But the effects of being surrounded by teachers lasted longer than childhood. Teachers spend their days telling kids that they CAN. There are no limits, and there is nothing that can’t be accomplished with effort and brainpower. And they usually apply this thinking to their own lives, and often out of necessity. Teachers’ salaries make it necessary for them to be their own painters, their own repairmen, their own seamstresses, and my sister and I had a front row seat for that show. We’ve grown to be women who think there is no project we can’t tackle, and nothing we can’t teach ourselves and accomplish, for better or worse.
While this attitude has led us to be confident in our abilities and accomplish some lovely things, perhaps there are times when it is best to throw one’s hands up. While I’ve never heard a teacher say, “You know, you should just give up. Throw it in because there is NO WAY you can do it,” not every challenge needs to be met. In that way being surrounded by teachers can have its downside, too.
I’m sure I’m not the only child of teachers who just won’t give up, even when it’s obvious I should. While you can, perhaps you should not dethatch and reseed your 1/3 of an acre yard all by yourself whilst battling a stomach virus (and that is why my best friend calls me Rocky the Rockhead). My sister’s husband, the son of a teacher, once said that hiring a cleaning person to come in every two weeks “was like admitting defeat.” That’s silly, but I know just what he means. If I can, then I should. Gentle on myself had been hard-learned, largely because the voice in the back of my head is saying, “You can do it!”
I wouldn’t trade those years for anything, though. They instilled in us a love of learning and an insatiable curiosity I’ve noticed most others don’t share, and I feel sad for those people.

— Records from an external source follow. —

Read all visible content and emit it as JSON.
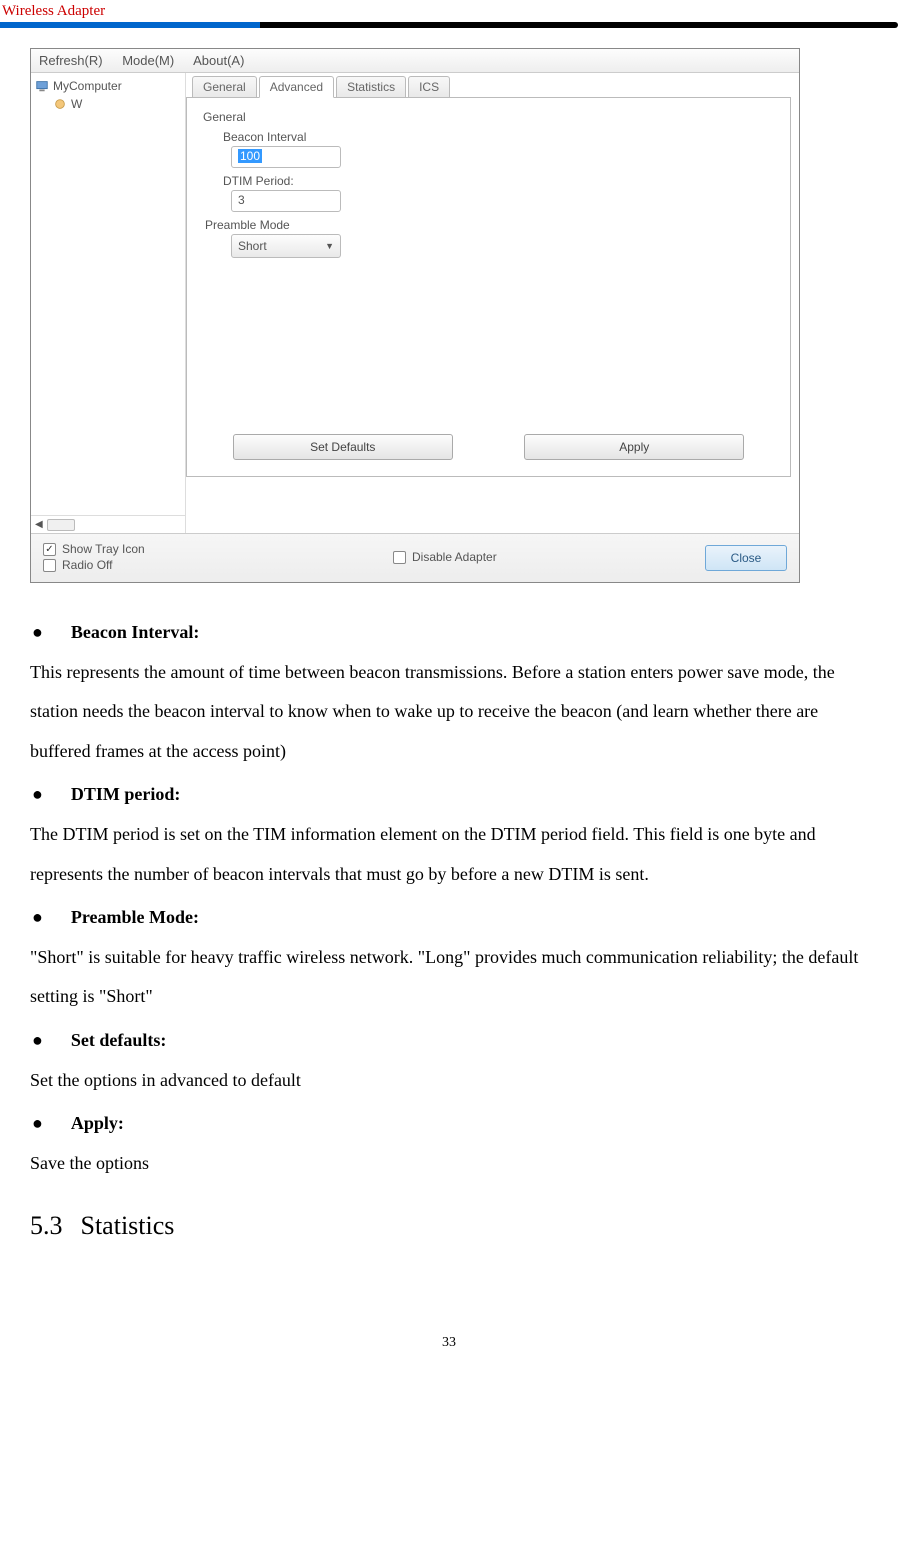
{
  "header": {
    "title": "Wireless  Adapter"
  },
  "window": {
    "menu": {
      "refresh": "Refresh(R)",
      "mode": "Mode(M)",
      "about": "About(A)"
    },
    "tree": {
      "root": "MyComputer",
      "sub": "W"
    },
    "tabs": {
      "general": "General",
      "advanced": "Advanced",
      "statistics": "Statistics",
      "ics": "ICS"
    },
    "panel": {
      "section": "General",
      "beacon_label": "Beacon Interval",
      "beacon_value": "100",
      "dtim_label": "DTIM Period:",
      "dtim_value": "3",
      "preamble_label": "Preamble Mode",
      "preamble_value": "Short",
      "set_defaults": "Set Defaults",
      "apply": "Apply"
    },
    "bottom": {
      "show_tray": "Show Tray Icon",
      "radio_off": "Radio Off",
      "disable_adapter": "Disable Adapter",
      "close": "Close"
    }
  },
  "doc": {
    "beacon_h": "Beacon Interval:",
    "beacon_p": "This represents the amount of time between beacon transmissions. Before a station enters power save mode, the station needs the beacon interval to know when to wake up to receive the beacon (and learn whether there are buffered frames at the access point)",
    "dtim_h": "DTIM period:",
    "dtim_p": "The DTIM period is set on the TIM information element on the DTIM period field. This field is one byte and represents the number of beacon intervals that must go by before a new DTIM is sent.",
    "preamble_h": "Preamble Mode:",
    "preamble_p": "\"Short\" is suitable for heavy traffic wireless network. \"Long\" provides much communication reliability; the default setting is \"Short\"",
    "setdef_h": "Set defaults:",
    "setdef_p": "Set the options in advanced to default",
    "apply_h": "Apply:",
    "apply_p": "Save the options",
    "section_num": "5.3",
    "section_title": "Statistics"
  },
  "page_number": "33"
}
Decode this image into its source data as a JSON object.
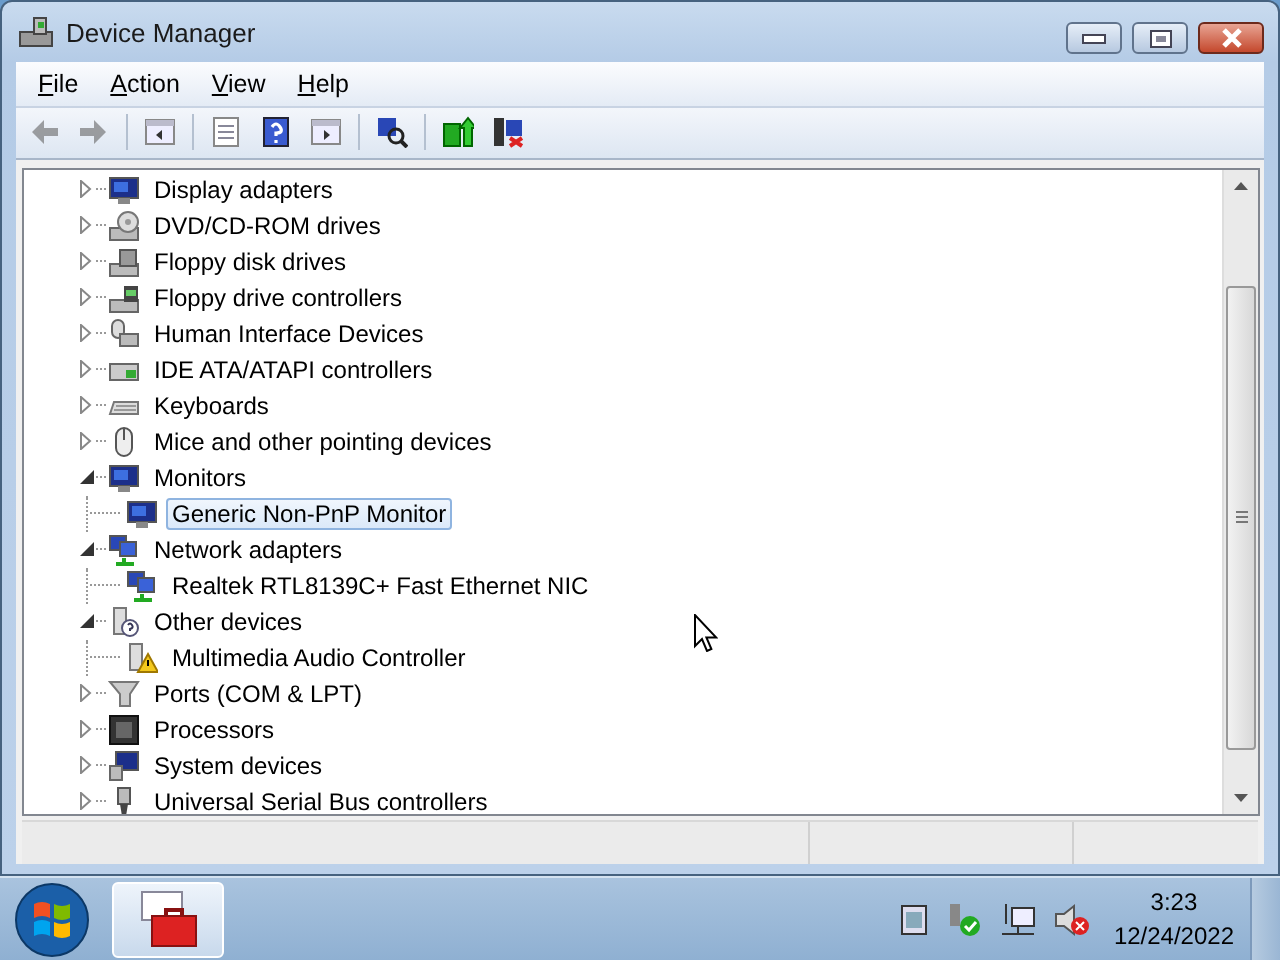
{
  "window": {
    "title": "Device Manager"
  },
  "menu": [
    {
      "label": "File"
    },
    {
      "label": "Action"
    },
    {
      "label": "View"
    },
    {
      "label": "Help"
    }
  ],
  "toolbar": [
    {
      "kind": "back",
      "disabled": true
    },
    {
      "kind": "forward",
      "disabled": true
    },
    {
      "kind": "tree",
      "disabled": false
    },
    {
      "kind": "properties",
      "disabled": false
    },
    {
      "kind": "help",
      "disabled": false
    },
    {
      "kind": "pane",
      "disabled": false
    },
    {
      "kind": "scan",
      "disabled": false
    },
    {
      "kind": "update",
      "disabled": false
    },
    {
      "kind": "uninstall",
      "disabled": false
    }
  ],
  "tree": [
    {
      "label": "Display adapters",
      "expanded": false
    },
    {
      "label": "DVD/CD-ROM drives",
      "expanded": false
    },
    {
      "label": "Floppy disk drives",
      "expanded": false
    },
    {
      "label": "Floppy drive controllers",
      "expanded": false
    },
    {
      "label": "Human Interface Devices",
      "expanded": false
    },
    {
      "label": "IDE ATA/ATAPI controllers",
      "expanded": false
    },
    {
      "label": "Keyboards",
      "expanded": false
    },
    {
      "label": "Mice and other pointing devices",
      "expanded": false
    },
    {
      "label": "Monitors",
      "expanded": true,
      "children": [
        {
          "label": "Generic Non-PnP Monitor",
          "selected": true,
          "warning": false
        }
      ]
    },
    {
      "label": "Network adapters",
      "expanded": true,
      "children": [
        {
          "label": "Realtek RTL8139C+ Fast Ethernet NIC",
          "selected": false,
          "warning": false
        }
      ]
    },
    {
      "label": "Other devices",
      "expanded": true,
      "children": [
        {
          "label": "Multimedia Audio Controller",
          "selected": false,
          "warning": true
        }
      ]
    },
    {
      "label": "Ports (COM & LPT)",
      "expanded": false
    },
    {
      "label": "Processors",
      "expanded": false
    },
    {
      "label": "System devices",
      "expanded": false
    },
    {
      "label": "Universal Serial Bus controllers",
      "expanded": false
    }
  ],
  "taskbar": {
    "app_selected": true,
    "clock": {
      "time": "3:23",
      "date": "12/24/2022"
    }
  }
}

Perhaps I do push myself too hard, and it doesn’t always end particularly well, but I wouldn’t swap that out for the feeling of being incapable, any day. I’d rather be talked out of laying a houseful of hardwood floors than feel that it wasn’t within my ability to do so in the first place.
Because I totally could have done that, you know.